Do you consume more than a quarter of your daily calories after your evening meal? Do you have trouble falling asleep or suffer from insomnia during the night? Is your appetite for breakfast generally lacking? If you answered “yes” to all of these questions, you may be suffering from a condition called Night Eating Syndrome (NES)—and you’re not alone, given that two million Americans struggle with this condition.
If you have NES, you likely eat too much food in the evening and even overnight. Many people with this syndrome wake up several times a week to snack in the middle of the night before going back to sleep.
Who gets NES? If you’re overweight, you’re more likely to have it (although lean people also get it), and almost a third of adults having weight reduction (bariatric) surgery suffer from it. About ten percent of people with diabetes also have NES. It’s also associated with feeling depressed, anxious, lonely, angry, or sad. People with NES are more likely to have a history of being sexually or physically abused or neglected by their parents.
What physical changes cause it? NES revolves around your brain, in particular the effects of two hormones, leptin and melatonin, and one brain chemical called serotonin. When these are released inappropriately or inadequately, you can end up eating uncontrollably.
Leptin is a hormone that is actually secreted from the body fat stored under your skin. It’s supposed to signal your brain to stop eating when you have excess body fat. Your fat cells increase their leptin release during the late evening and overnight, but levels drop during the day—which is why most people eat three meals during the day and don’t have desire for food through the night.

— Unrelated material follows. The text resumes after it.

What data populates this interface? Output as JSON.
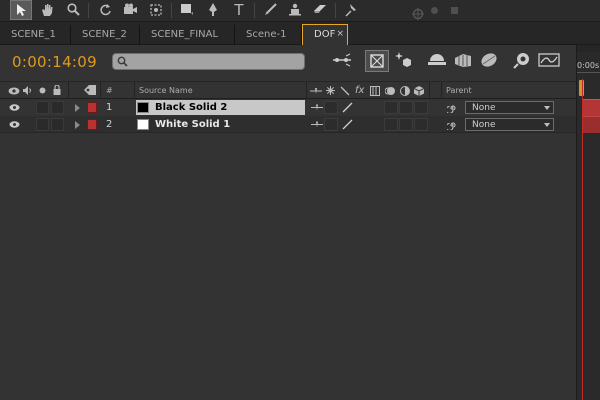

However, people with NES, whether they are lean or obese, have low leptin levels at night that frequently lead them to eat more then.
The release of second hormone, melatonin, is triggered by the onset of darkness and is usually secreted by your brain around bedtime to help you go to sleep. If your natural levels of melatonin are decreased, as they often are in people with NES, you may have trouble either falling asleep or staying asleep.

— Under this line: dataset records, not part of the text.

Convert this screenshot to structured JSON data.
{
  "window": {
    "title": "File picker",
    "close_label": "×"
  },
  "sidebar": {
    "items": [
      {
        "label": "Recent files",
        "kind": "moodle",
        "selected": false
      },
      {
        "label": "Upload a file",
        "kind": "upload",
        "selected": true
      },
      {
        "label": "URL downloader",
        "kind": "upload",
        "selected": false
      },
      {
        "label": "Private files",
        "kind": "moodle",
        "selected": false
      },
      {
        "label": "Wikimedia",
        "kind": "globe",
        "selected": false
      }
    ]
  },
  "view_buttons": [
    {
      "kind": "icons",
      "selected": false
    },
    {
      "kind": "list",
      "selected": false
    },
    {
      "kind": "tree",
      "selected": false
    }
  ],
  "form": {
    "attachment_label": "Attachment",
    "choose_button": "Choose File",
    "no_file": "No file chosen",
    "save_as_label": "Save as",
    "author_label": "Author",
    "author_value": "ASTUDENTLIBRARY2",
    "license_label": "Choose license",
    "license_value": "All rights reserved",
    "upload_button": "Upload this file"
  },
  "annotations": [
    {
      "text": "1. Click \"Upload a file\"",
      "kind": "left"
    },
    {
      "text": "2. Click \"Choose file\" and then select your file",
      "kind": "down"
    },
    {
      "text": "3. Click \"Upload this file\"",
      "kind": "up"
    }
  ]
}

Serotonin is a “feel good” brain chemical released when you eat carbohydrates. Having low levels of serotonin in your brain is usually associated with a depressed mood, which also explains why people with NES frequently have mood disorders that trigger eating in the evening and overnight. Carbohydrates serve as “comfort” foods that increase serotonin levels and are usually what people with NES feel driven to eat, along with fat.

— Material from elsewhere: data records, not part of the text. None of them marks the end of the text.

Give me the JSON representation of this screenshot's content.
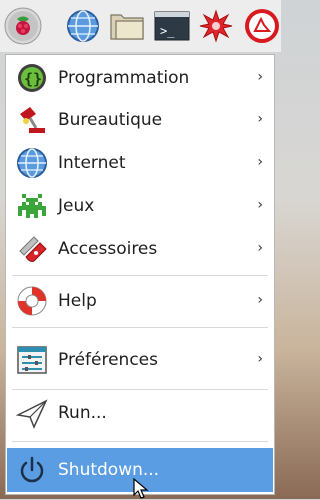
{
  "taskbar": {
    "icons": [
      "raspberry-menu-icon",
      "web-browser-icon",
      "file-manager-icon",
      "terminal-icon",
      "mathematica-icon",
      "wolfram-icon"
    ]
  },
  "menu": {
    "items": [
      {
        "label": "Programmation",
        "icon": "programming-icon",
        "has_submenu": true
      },
      {
        "label": "Bureautique",
        "icon": "office-lamp-icon",
        "has_submenu": true
      },
      {
        "label": "Internet",
        "icon": "globe-icon",
        "has_submenu": true
      },
      {
        "label": "Jeux",
        "icon": "games-invader-icon",
        "has_submenu": true
      },
      {
        "label": "Accessoires",
        "icon": "pocket-knife-icon",
        "has_submenu": true
      },
      {
        "label": "Help",
        "icon": "lifebuoy-icon",
        "has_submenu": true
      },
      {
        "label": "Préférences",
        "icon": "preferences-icon",
        "has_submenu": true
      },
      {
        "label": "Run...",
        "icon": "paper-plane-icon",
        "has_submenu": false
      },
      {
        "label": "Shutdown...",
        "icon": "power-icon",
        "has_submenu": false,
        "highlighted": true
      }
    ],
    "chevron": "›"
  },
  "colors": {
    "highlight": "#5a9de3",
    "taskbar": "#ededed"
  }
}
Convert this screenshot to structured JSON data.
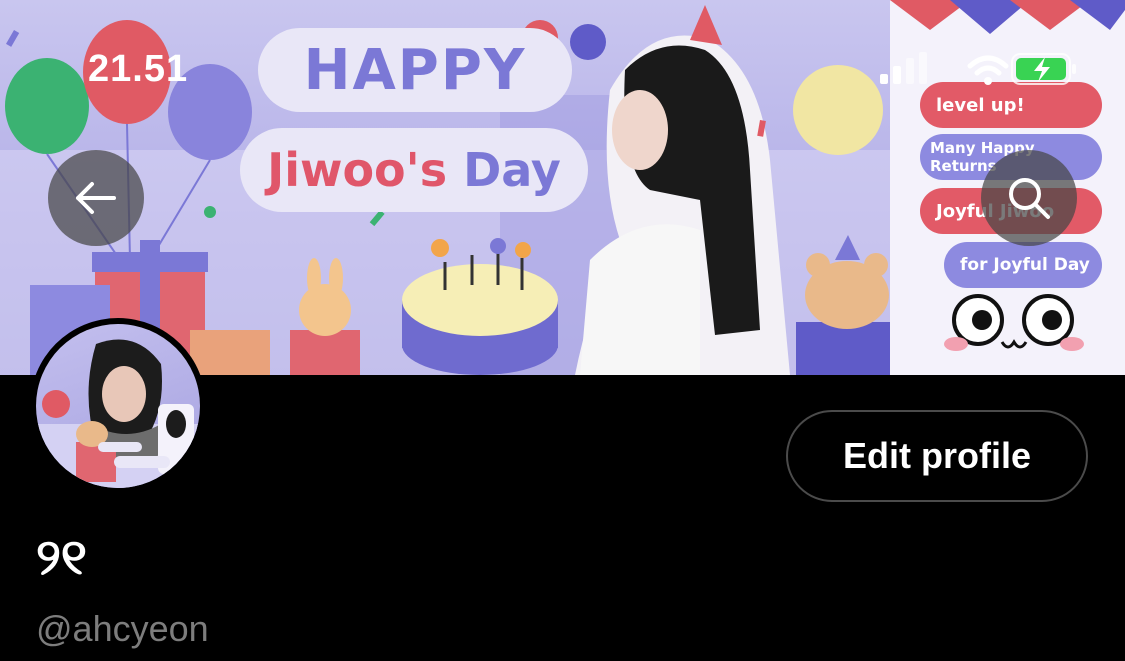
{
  "status_bar": {
    "time": "21.51"
  },
  "banner": {
    "line1": "HAPPY",
    "line2a": "Jiwoo's",
    "line2b": "Day",
    "tags": [
      "level up!",
      "Many Happy Returns",
      "Joyful Jiwoo",
      "for Joyful Day"
    ],
    "colors": {
      "red": "#e25a67",
      "purple": "#8d8ae0",
      "lavender": "#b5b1e8"
    }
  },
  "nav": {
    "back_icon": "back-arrow-icon",
    "search_icon": "search-icon"
  },
  "profile": {
    "edit_label": "Edit profile",
    "display_name": "୨୧",
    "handle": "@ahcyeon"
  }
}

What can you do if you have NES? Luckily, there is help for people with this condition. Many people are simply the victims of genetic and hormonal abnormalities that lead to disturbed eating patterns and weight gain. Hormonal disturbances can be addressed, although we can’t change genetics yet. Here are some other treatments you can try:
- You may benefit from taking prescribed medications to treat depression, especially ones that keep serotonin levels in the brain high for longer.
- You may also choose to see a behavioral therapist who can help you learn alternate strategies for coping with painful emotions (other than seeking out comfort foods).
- Addressing eating patterns and sleep disturbances with relaxation training and other behavioral strategies has also been shown to be helpful in treating NES.
- Improving your sleep with medications (including over-the-counter melatonin supplements) can reduce the desire for nighttime eating.
- Treating sleep apnea, if it you have it, may improve your ability to sleep without interruption and naturally decrease the drive for nocturnal eating.
For anyone with diabetes, controlling NES is even more important, as this syndrome can lead to poor blood glucose control and early onset of diabetes-related health problems. These individuals need more education about diabetes self-management to help them to understand the psychological, emotional, and physiological factors associated with their unhealthy eating patterns and its impact on diabetes control. Being physically active, reducing mental stress, eating a more balanced diet, and improving sleep—can lower your risk of gaining excess weight or developing type 2 diabetes in the first place. – by Dr. Osama Hamdy and Dr. Sheri Colberg, the authors of The Diabetes Breakthrough (Harlequin, 2014). For more information: